As most readers of Legal Bytes already know, personal data cannot be transferred to from the EU to a non-European Union/European Economic Area country, unless that country can ensure “adequate levels of protection” for such personal data.

As background, in July of 2016, a new framework for the movement of personal data between the EU and the US was finalized – EU-U.S. and Swiss-U.S. Privacy Shield Frameworks – which was put into place in an effort to meet the requirements of the EU Data Directive.   However, critics noting the holes in that framework, have generated increasing concern as the 2018 effective date of the new EU GDPR approaches.   A few months ago, immediately following the inauguration ceremony, President Trump issued United States’ Executive Order 13768 (January 25, 2017) that has created even greater concern.  While it is possible a new or refined agreement and framework may be put into place in the months leading up to 2018, there is no certainty.

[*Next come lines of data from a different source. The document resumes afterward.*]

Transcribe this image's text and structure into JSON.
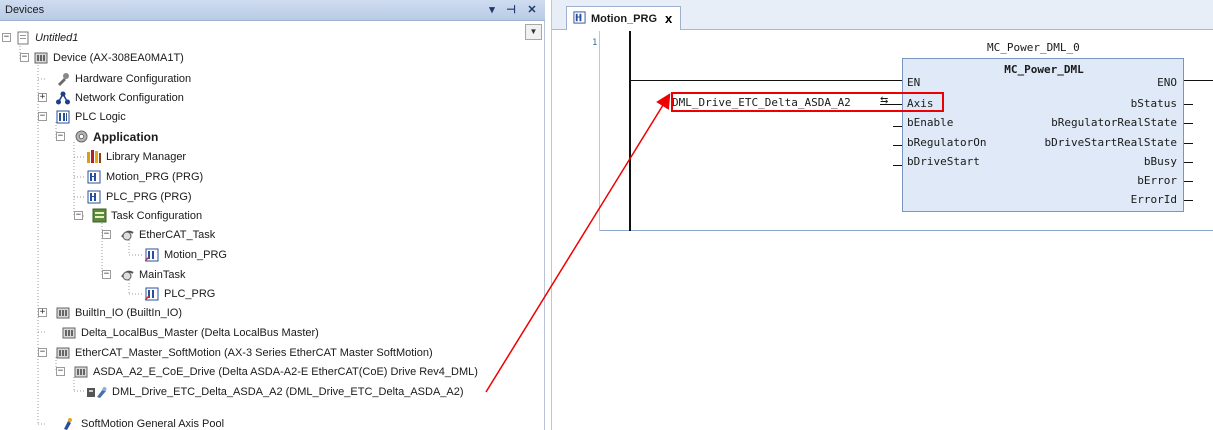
{
  "devices_panel": {
    "title": "Devices",
    "pin_icon": "pin-icon",
    "close_icon": "close-icon",
    "menu_icon": "dropdown-arrow-icon",
    "tree": [
      {
        "label": "Untitled1",
        "icon": "project-icon",
        "expander": "−"
      },
      {
        "label": "Device (AX-308EA0MA1T)",
        "icon": "device-icon",
        "expander": "−"
      },
      {
        "label": "Hardware Configuration",
        "icon": "hardware-config-icon",
        "expander": ""
      },
      {
        "label": "Network Configuration",
        "icon": "network-config-icon",
        "expander": "+"
      },
      {
        "label": "PLC Logic",
        "icon": "plc-logic-icon",
        "expander": "−"
      },
      {
        "label": "Application",
        "icon": "application-gear-icon",
        "expander": "−"
      },
      {
        "label": "Library Manager",
        "icon": "library-manager-icon",
        "expander": ""
      },
      {
        "label": "Motion_PRG (PRG)",
        "icon": "program-icon",
        "expander": ""
      },
      {
        "label": "PLC_PRG (PRG)",
        "icon": "program-icon",
        "expander": ""
      },
      {
        "label": "Task Configuration",
        "icon": "task-config-icon",
        "expander": "−"
      },
      {
        "label": "EtherCAT_Task",
        "icon": "task-icon",
        "expander": "−"
      },
      {
        "label": "Motion_PRG",
        "icon": "program-call-icon",
        "expander": ""
      },
      {
        "label": "MainTask",
        "icon": "task-icon",
        "expander": "−"
      },
      {
        "label": "PLC_PRG",
        "icon": "program-call-icon",
        "expander": ""
      },
      {
        "label": "BuiltIn_IO (BuiltIn_IO)",
        "icon": "module-icon",
        "expander": "+"
      },
      {
        "label": "Delta_LocalBus_Master (Delta LocalBus Master)",
        "icon": "module-icon",
        "expander": ""
      },
      {
        "label": "EtherCAT_Master_SoftMotion (AX-3 Series EtherCAT Master SoftMotion)",
        "icon": "module-icon",
        "expander": "−"
      },
      {
        "label": "ASDA_A2_E_CoE_Drive (Delta ASDA-A2-E EtherCAT(CoE) Drive Rev4_DML)",
        "icon": "module-icon",
        "expander": "−"
      },
      {
        "label": "DML_Drive_ETC_Delta_ASDA_A2 (DML_Drive_ETC_Delta_ASDA_A2)",
        "icon": "axis-icon",
        "expander": ""
      },
      {
        "label": "SoftMotion General Axis Pool",
        "icon": "axis-pool-icon",
        "expander": ""
      }
    ]
  },
  "editor": {
    "tab_label": "Motion_PRG",
    "tab_close": "x",
    "line_number": "1",
    "fb_instance_name": "MC_Power_DML_0",
    "fb_type_name": "MC_Power_DML",
    "axis_variable": "DML_Drive_ETC_Delta_ASDA_A2",
    "inputs": [
      "EN",
      "Axis",
      "bEnable",
      "bRegulatorOn",
      "bDriveStart"
    ],
    "outputs": [
      "ENO",
      "bStatus",
      "bRegulatorRealState",
      "bDriveStartRealState",
      "bBusy",
      "bError",
      "ErrorId"
    ]
  },
  "colors": {
    "highlight": "#ee0000",
    "fb_fill": "#dfe9f7",
    "header_fill": "#c3d4ec"
  }
}
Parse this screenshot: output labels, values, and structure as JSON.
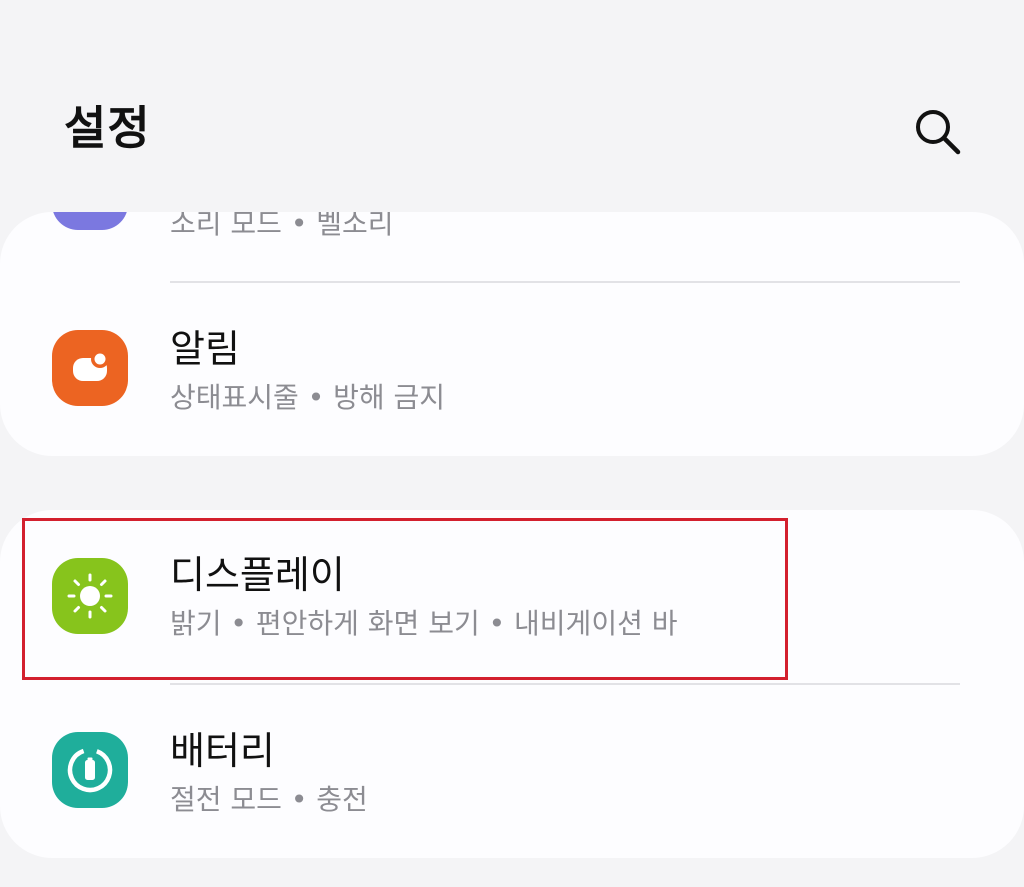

What do you need to know? What should you consider doing now?   My colleague Jill Williamson has written an article which has been published in Risk & Compliance Magazine, entitled “The Fragile Framework of the Privacy Shield“.   If you want to know more about the privacy and data protection implications of the new framework, its potential risks to your business and what you should be considering as you look to the future, feel free to contact Jill Williamson directly.  Of course, you can always contact me, Joe Rosenbaum, or any of the Rimon lawyers with whom you regularly work.

The Paradox of Illumination

I first heard about the paradox of illumination from Lee Loevinger, an extraordinary gentleman I was privileged to know professionally.  Lee was a multi-faceted, multi-talented, thought-provoking lawyer whose sage advice and stimulating ideas continue to resonate with those honored to have known him, and everyone else wise enough to read his work and the words he left behind.

In a nutshell, the paradox of illumination is extraordinarily complex, but simple to describe.  Much like Albert Einstein who, when asked about his theory of relativity and the notion that time is not constant, described it in personal terms: if a man is at dinner for 10 minutes with a beautiful woman, it seems like a fleeting instant; but sit on a burning hot stove for 10 minutes and it seems like an eternity :).

The paradox of illumination can similarly be described on a personal level.  Sit in completely dark room.  Really.  Completely dark.  What can you see?  Nothing.  You know little about your surroundings and can only sense your own body – in fact, you don’t even know how far your surroundings extend beyond your immediate sensations.

Now light a match.  The circle of illumination allows you to see a little of what is around you – but the perimeter and beyond are still dark.  Now light a candle.  The circle of what you can see illuminated by the light is larger than before, but the size of the perimeter beyond which you cannot see is also a lot larger than before.  The larger the light, the larger the area of illumination, but larger by far is the perimeter beyond which we know nothing.

The more we can see and the more we know and understand about the world around us, the larger the amount becomes that we don’t know.  In other words, as the circle of our knowledge grows, so does the amount of knowledge we cannot see and don’t know.  The paradox of illumination is the paradox of knowledge.  Perhaps that is why Michelangelo, when he was more than 87 years old, still said, “Ancora Imparo” (I am still learning).

Thought Leadership

Thought leadership is a state of being in which one or more individuals articulate innovative ideas – ideas that stimulate thought and are futuristic or leading-edge.

Thought leadership requires confidence and a willingness to share ideas in the form of insights and principles that inform and guide future considerations.

Thought leadership is often controversial. New or different ideas, like innovative technology, can cause evolutionary change, but can also create disruptive or revolutionary change.

Although not all thought leadership must be actionable, it is often the basis for a re-evaluation of existing pathways, and a guidepost for new roads ahead.